He must feel her eyes on him, for he lifts his head and looks at her questioningly. She jerks her gaze away, then looks back slowly….
“What?” he says. “What is it?”
“Oh, not a thing.” She gives a little, nervous laugh. It wouldn’t do to ask him how he’s kept such good manners, given how he lives. “I was just thinking how nice it is to have someone—no, not someone—you. It’s nice to have you sitting across from me, having breakfast this morning.” She watches something come and go in his eyes, a kind of pleasant curiosity, and disquiet moves through her. She needs to remember to guard herself, not let him see how scared and alone she feels.
A bit flustered, she looks down at her near empty plate, then lays her napkin beside it and dusts her fingers together. She stands and reaches for the coffeepot. “Another drop?”

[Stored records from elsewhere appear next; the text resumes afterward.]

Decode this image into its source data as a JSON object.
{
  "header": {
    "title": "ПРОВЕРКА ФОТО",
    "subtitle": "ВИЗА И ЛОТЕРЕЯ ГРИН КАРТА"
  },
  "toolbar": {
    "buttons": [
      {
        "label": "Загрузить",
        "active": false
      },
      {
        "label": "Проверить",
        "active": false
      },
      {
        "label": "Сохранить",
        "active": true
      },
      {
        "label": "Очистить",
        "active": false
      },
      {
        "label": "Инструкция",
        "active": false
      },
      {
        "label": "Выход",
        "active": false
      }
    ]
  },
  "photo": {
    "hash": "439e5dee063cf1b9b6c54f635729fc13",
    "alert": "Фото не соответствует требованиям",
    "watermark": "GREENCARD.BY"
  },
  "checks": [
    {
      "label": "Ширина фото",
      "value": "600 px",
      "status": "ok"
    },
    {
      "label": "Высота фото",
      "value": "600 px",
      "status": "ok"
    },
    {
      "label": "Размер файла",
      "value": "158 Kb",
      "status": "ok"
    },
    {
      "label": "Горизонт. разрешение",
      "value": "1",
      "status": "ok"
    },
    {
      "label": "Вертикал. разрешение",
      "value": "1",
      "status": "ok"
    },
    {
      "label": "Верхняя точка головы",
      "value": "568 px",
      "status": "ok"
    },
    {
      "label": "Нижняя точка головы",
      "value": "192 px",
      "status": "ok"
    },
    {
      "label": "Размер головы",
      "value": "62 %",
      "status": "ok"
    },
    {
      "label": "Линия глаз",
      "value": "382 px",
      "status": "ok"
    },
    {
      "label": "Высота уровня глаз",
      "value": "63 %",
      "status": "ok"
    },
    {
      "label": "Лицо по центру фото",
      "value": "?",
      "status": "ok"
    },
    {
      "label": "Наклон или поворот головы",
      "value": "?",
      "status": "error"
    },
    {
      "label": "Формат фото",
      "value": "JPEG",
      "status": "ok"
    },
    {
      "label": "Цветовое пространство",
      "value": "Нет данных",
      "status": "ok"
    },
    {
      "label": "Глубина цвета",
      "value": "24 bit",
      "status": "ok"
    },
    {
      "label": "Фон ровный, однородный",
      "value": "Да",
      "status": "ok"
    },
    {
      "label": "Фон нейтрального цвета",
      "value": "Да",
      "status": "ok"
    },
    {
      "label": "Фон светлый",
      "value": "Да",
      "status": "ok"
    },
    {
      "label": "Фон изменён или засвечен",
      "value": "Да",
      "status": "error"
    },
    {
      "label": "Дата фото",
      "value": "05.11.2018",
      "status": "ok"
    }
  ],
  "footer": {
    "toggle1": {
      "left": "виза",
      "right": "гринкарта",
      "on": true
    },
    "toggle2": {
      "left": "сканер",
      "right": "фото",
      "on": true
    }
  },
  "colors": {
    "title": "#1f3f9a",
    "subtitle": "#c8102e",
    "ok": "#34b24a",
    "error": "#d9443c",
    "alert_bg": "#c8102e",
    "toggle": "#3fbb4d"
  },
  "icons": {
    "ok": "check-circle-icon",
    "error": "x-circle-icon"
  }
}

He holds up a hand. “No, thanks, I’ve had plenty. Sure was good, though. Specially the blueberry preserves. Dad and I used to go over past Hedrick’s pond of a Sunday afternoon and pick the berries and Mom would work ‘em up that night. Sometimes she’d get, oh, twenty pints or so.” His leathery face takes on a sad, dreamy look, and she thinks of the tragic fire that took his parents, and him so young. She remembers the Ernsts, how they seemed to have fun even while they worked in that grocery. And the younger boy—Jamie, was that his name? A shame such nice people had to have an afflicted child. Better them, though, than her parents. Oh, Dad would have been all right, he could cope with most things, but poor Mother would have killed herself sooner than she did—